Data excerpts:
BEGIN
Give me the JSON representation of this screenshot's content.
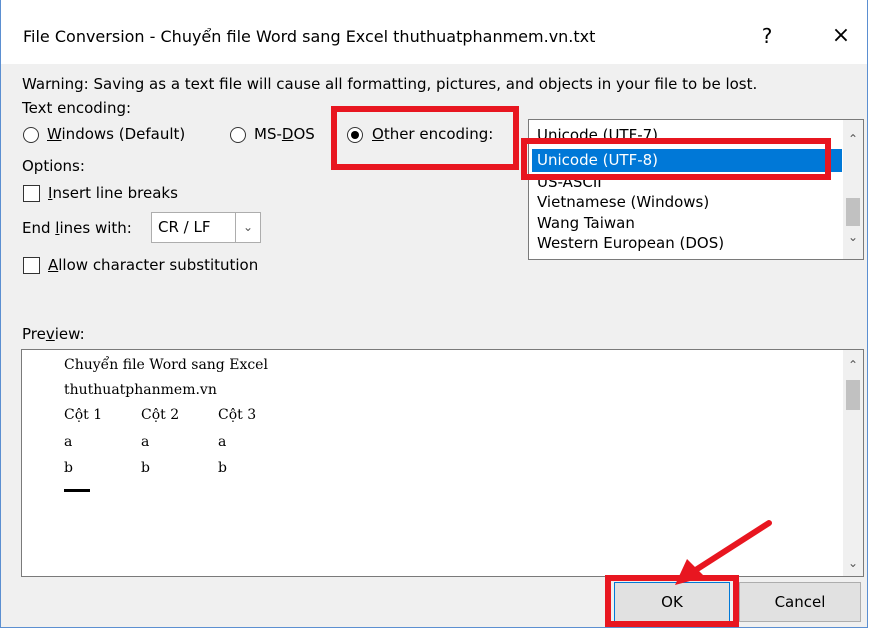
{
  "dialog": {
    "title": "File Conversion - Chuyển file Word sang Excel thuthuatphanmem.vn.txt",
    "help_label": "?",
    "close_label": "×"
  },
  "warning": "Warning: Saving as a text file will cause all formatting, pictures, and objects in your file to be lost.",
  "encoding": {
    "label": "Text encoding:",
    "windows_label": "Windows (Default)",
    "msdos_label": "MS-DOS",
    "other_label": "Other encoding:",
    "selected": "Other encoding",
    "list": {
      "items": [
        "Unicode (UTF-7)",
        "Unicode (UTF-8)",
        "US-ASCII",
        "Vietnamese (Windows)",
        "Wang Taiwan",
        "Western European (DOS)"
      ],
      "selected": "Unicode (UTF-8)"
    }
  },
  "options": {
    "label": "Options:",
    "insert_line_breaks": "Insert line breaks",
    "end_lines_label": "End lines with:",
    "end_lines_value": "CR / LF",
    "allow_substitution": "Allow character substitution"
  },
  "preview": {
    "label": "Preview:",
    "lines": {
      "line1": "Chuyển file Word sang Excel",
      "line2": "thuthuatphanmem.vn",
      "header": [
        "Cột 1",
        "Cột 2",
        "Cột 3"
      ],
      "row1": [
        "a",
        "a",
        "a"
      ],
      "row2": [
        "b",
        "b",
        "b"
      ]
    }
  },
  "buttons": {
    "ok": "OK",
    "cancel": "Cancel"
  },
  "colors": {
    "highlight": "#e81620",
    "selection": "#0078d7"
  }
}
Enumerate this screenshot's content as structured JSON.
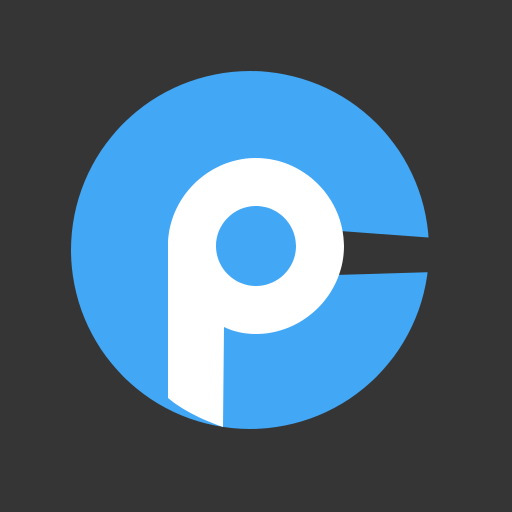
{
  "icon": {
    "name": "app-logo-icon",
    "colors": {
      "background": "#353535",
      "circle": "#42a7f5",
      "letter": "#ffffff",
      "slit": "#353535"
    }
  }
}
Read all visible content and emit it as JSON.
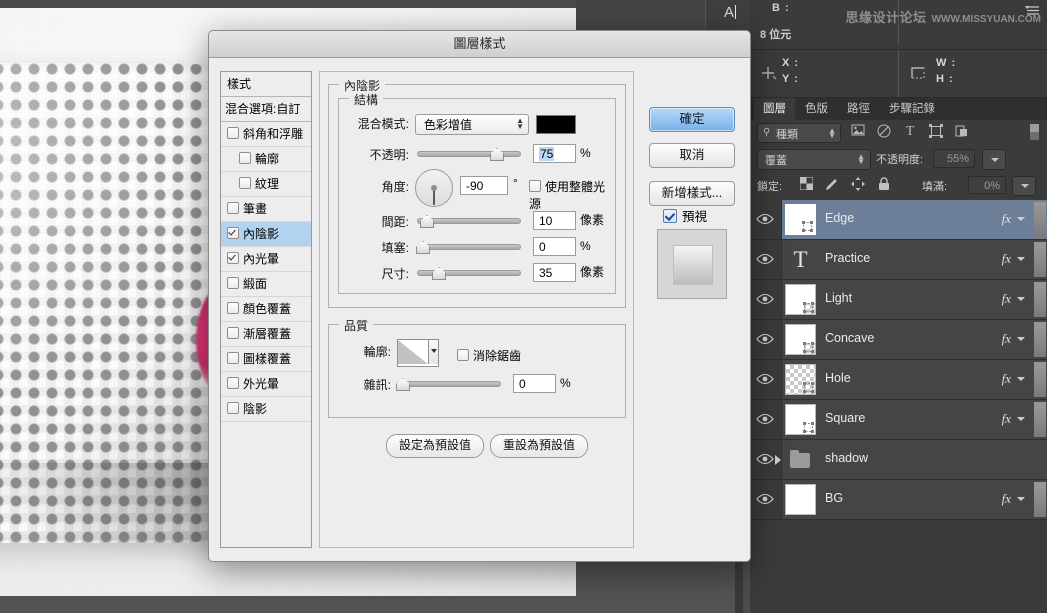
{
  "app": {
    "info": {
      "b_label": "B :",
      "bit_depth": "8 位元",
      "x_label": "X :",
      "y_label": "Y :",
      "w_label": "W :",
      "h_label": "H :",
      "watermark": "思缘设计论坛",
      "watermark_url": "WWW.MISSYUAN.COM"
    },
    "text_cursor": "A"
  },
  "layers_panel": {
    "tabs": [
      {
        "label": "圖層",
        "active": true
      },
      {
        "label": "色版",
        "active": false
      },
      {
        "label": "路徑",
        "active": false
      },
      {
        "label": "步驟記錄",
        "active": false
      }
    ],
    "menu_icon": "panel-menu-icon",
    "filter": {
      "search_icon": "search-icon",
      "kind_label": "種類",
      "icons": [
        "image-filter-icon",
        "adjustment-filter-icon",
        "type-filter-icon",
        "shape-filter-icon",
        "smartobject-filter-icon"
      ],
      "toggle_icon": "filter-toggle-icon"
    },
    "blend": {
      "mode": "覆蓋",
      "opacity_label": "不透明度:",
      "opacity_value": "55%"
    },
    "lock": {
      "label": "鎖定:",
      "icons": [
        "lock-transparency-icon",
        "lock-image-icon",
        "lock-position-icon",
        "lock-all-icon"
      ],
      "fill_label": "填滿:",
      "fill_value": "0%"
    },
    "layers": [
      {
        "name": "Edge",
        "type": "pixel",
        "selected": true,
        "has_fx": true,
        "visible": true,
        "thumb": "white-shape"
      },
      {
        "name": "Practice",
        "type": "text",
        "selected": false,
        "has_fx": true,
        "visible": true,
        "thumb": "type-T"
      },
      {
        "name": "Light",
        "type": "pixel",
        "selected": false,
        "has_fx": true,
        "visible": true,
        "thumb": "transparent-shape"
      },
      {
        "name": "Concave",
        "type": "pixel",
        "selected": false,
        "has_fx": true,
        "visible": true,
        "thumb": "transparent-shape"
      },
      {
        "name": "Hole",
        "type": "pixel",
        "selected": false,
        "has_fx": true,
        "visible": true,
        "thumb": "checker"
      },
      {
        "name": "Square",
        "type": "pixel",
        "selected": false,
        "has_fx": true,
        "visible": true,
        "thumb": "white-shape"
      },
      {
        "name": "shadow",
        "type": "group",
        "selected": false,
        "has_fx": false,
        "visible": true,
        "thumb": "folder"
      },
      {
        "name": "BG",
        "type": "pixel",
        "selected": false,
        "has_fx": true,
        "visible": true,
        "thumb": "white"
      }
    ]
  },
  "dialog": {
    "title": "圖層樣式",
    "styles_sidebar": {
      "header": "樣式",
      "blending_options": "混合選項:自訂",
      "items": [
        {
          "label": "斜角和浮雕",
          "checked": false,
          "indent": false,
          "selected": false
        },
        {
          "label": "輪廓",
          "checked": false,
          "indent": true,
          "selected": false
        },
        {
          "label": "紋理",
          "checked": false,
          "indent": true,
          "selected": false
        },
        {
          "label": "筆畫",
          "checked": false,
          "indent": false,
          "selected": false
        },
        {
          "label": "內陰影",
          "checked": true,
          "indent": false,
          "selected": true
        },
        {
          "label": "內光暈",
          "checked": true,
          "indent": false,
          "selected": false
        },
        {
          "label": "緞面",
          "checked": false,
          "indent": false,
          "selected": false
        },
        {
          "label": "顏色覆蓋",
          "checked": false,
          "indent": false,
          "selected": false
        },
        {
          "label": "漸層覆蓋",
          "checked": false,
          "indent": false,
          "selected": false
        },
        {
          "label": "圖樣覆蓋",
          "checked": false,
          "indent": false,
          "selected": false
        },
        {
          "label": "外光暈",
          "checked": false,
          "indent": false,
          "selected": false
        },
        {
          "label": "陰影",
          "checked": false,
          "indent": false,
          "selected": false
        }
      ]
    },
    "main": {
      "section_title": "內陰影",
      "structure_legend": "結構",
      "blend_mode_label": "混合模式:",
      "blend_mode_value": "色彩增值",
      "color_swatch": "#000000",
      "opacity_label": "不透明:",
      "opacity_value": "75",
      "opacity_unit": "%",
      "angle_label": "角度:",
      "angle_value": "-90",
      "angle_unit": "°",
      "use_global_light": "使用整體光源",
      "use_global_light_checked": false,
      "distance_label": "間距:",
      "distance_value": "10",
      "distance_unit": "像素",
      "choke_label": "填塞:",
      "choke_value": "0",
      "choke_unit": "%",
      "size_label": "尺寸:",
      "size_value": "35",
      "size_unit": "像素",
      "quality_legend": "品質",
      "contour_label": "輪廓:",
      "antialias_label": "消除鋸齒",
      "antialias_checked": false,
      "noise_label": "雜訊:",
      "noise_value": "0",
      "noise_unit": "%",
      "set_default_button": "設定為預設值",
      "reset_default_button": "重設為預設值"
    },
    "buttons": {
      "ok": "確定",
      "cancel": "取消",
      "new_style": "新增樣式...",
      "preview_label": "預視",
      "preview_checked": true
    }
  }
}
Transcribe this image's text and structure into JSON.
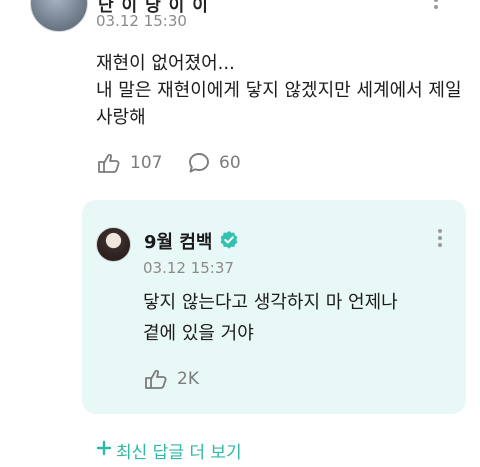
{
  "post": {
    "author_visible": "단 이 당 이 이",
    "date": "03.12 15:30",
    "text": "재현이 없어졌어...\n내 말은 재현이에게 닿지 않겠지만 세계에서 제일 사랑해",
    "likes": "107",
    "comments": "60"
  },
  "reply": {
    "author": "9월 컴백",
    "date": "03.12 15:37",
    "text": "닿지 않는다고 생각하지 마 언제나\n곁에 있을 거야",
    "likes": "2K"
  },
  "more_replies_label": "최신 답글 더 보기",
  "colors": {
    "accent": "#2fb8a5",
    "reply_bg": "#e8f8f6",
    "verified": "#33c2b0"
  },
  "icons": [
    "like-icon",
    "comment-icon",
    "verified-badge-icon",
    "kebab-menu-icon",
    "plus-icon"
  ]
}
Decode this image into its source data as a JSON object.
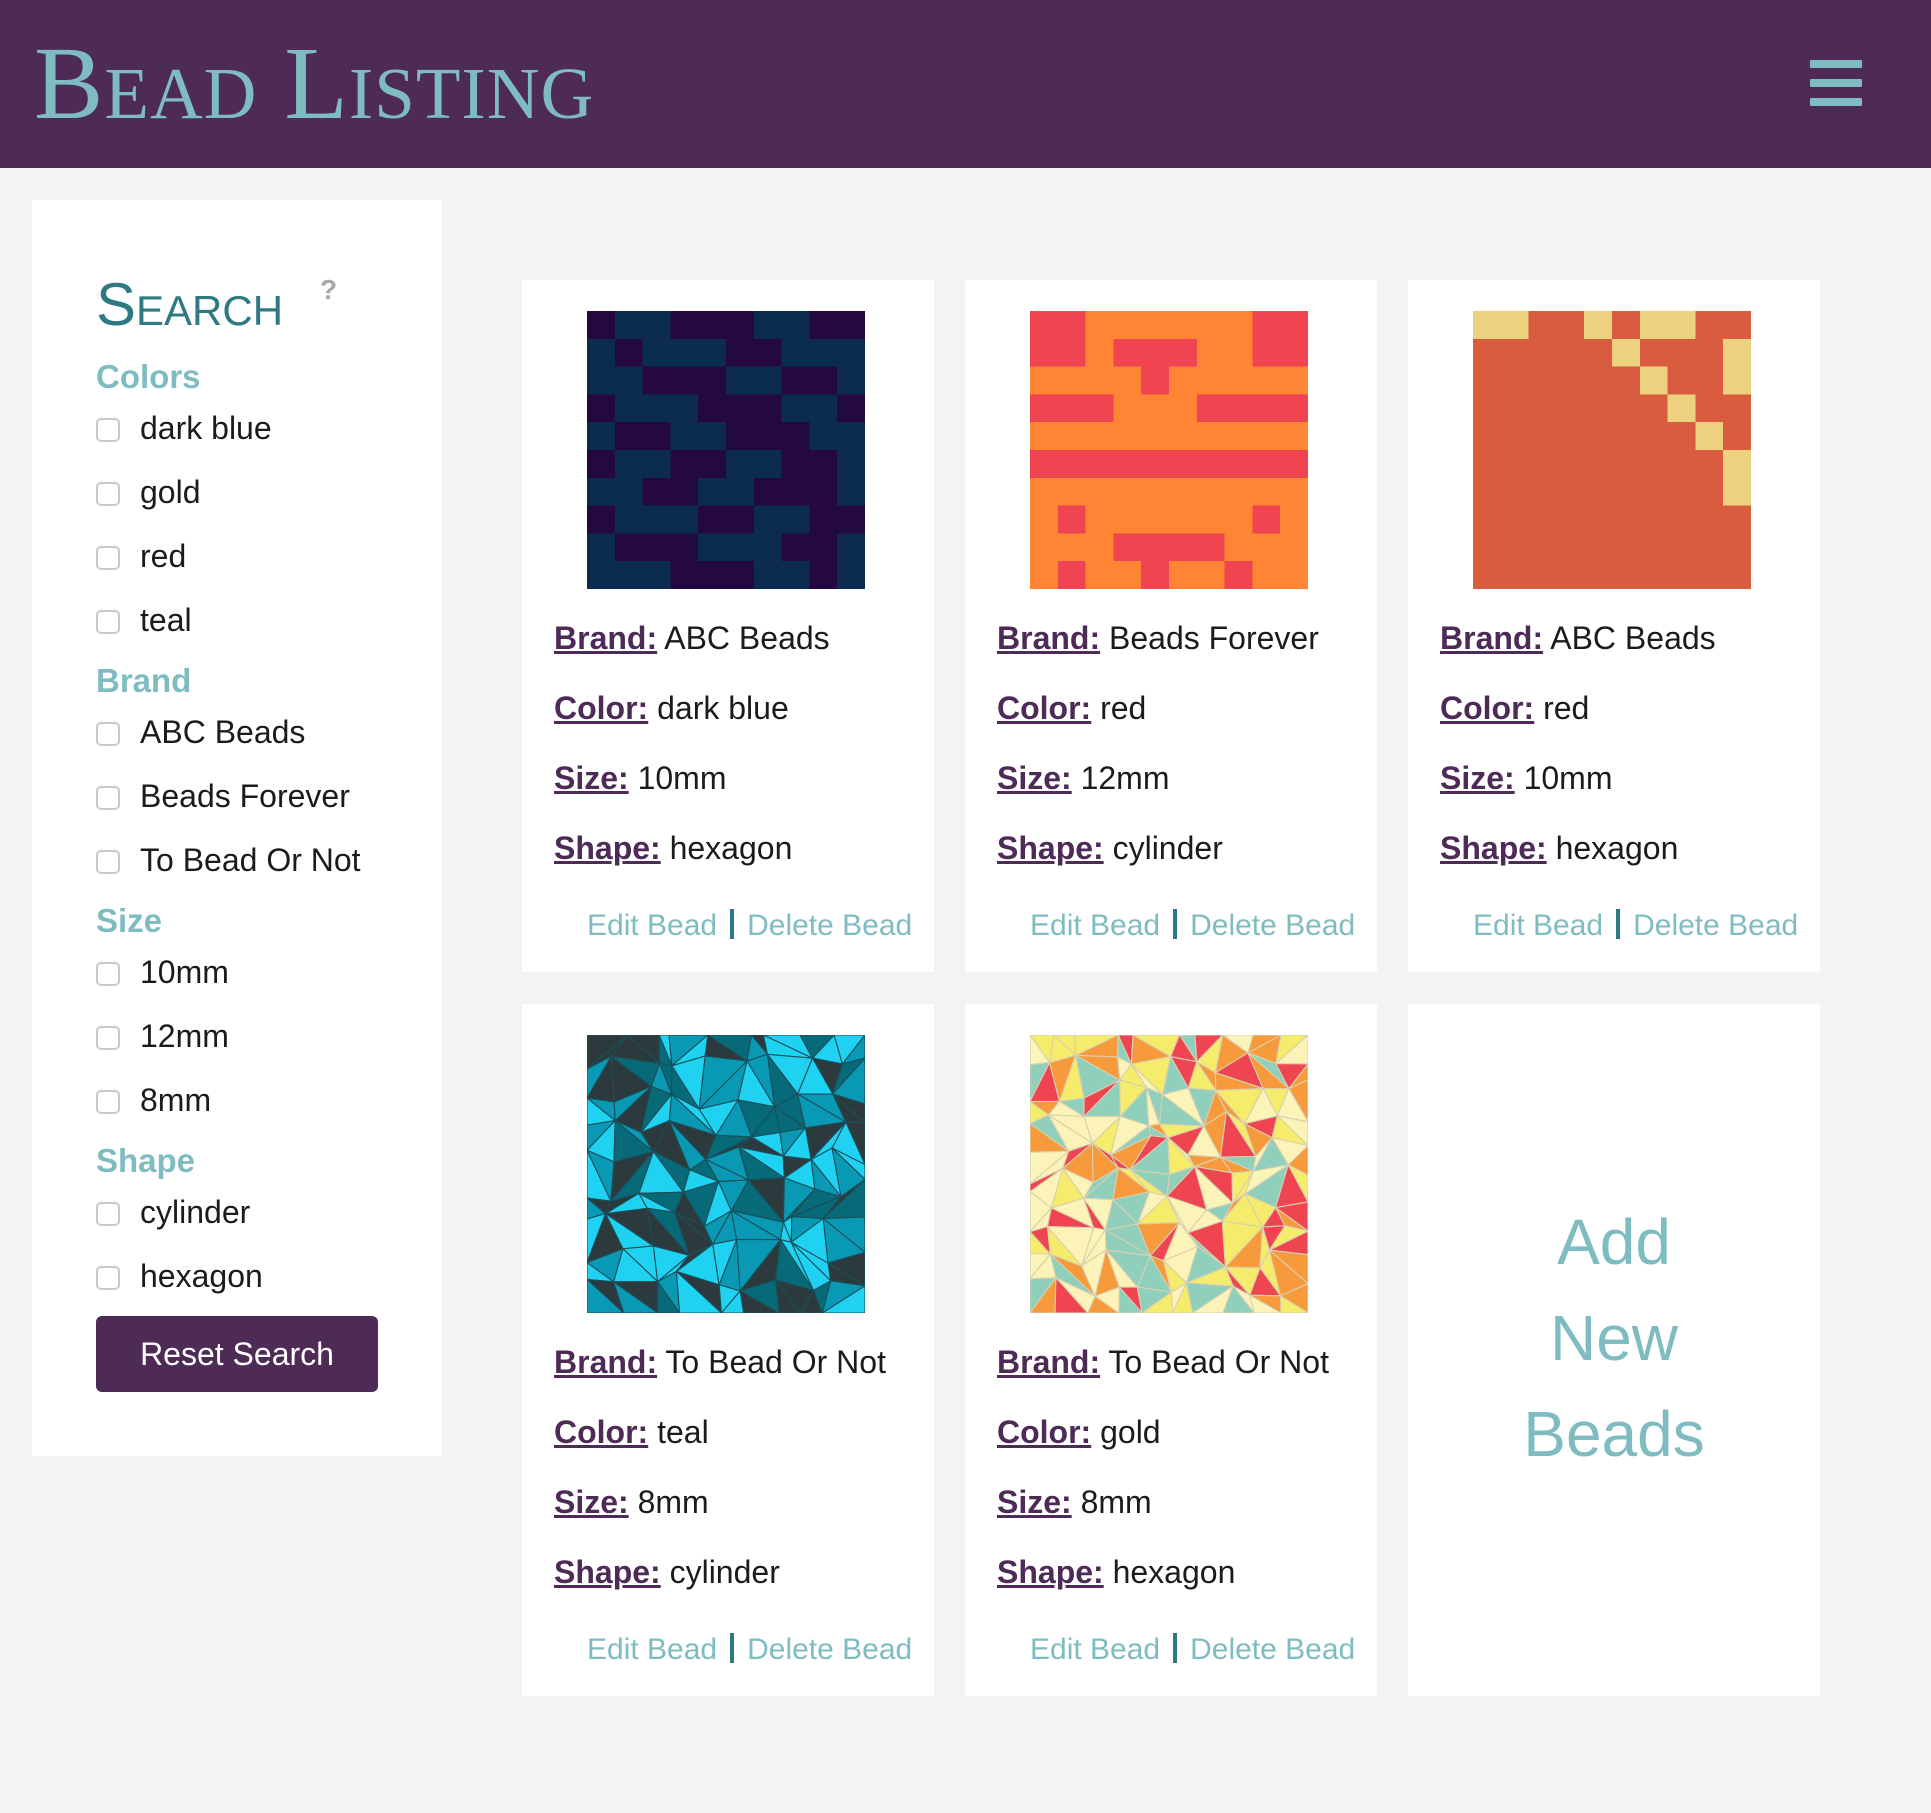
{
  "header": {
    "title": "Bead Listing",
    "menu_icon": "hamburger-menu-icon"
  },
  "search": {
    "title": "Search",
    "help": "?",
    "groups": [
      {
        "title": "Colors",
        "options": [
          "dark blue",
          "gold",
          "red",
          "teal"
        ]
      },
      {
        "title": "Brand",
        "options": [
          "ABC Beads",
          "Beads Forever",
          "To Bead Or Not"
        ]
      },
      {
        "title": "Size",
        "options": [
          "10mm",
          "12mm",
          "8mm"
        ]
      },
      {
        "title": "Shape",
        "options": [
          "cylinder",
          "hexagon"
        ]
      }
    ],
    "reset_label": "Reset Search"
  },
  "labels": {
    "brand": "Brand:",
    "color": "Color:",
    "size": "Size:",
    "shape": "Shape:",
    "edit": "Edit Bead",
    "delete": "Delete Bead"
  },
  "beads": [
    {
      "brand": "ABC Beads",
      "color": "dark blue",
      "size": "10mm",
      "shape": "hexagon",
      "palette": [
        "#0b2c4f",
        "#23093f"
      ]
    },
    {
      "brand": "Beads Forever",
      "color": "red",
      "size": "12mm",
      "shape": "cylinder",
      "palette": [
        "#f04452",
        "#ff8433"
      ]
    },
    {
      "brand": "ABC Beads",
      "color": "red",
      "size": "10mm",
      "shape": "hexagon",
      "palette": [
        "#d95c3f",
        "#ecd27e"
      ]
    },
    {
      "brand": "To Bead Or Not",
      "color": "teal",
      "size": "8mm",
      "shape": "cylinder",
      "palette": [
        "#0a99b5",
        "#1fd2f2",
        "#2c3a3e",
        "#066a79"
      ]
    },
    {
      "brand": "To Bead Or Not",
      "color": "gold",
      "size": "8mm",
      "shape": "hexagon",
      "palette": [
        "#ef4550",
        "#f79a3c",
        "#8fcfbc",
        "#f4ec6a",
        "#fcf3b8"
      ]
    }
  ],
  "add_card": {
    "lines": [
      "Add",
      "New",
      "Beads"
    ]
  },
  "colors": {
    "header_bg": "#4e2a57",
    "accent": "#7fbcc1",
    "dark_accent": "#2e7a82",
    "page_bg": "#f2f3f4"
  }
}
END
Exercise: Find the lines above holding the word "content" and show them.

Solution to this problem:
Give me the JSON representation of this screenshot's content.
Enumerate this screenshot's content as structured JSON.
Read all visible content and emit it as JSON.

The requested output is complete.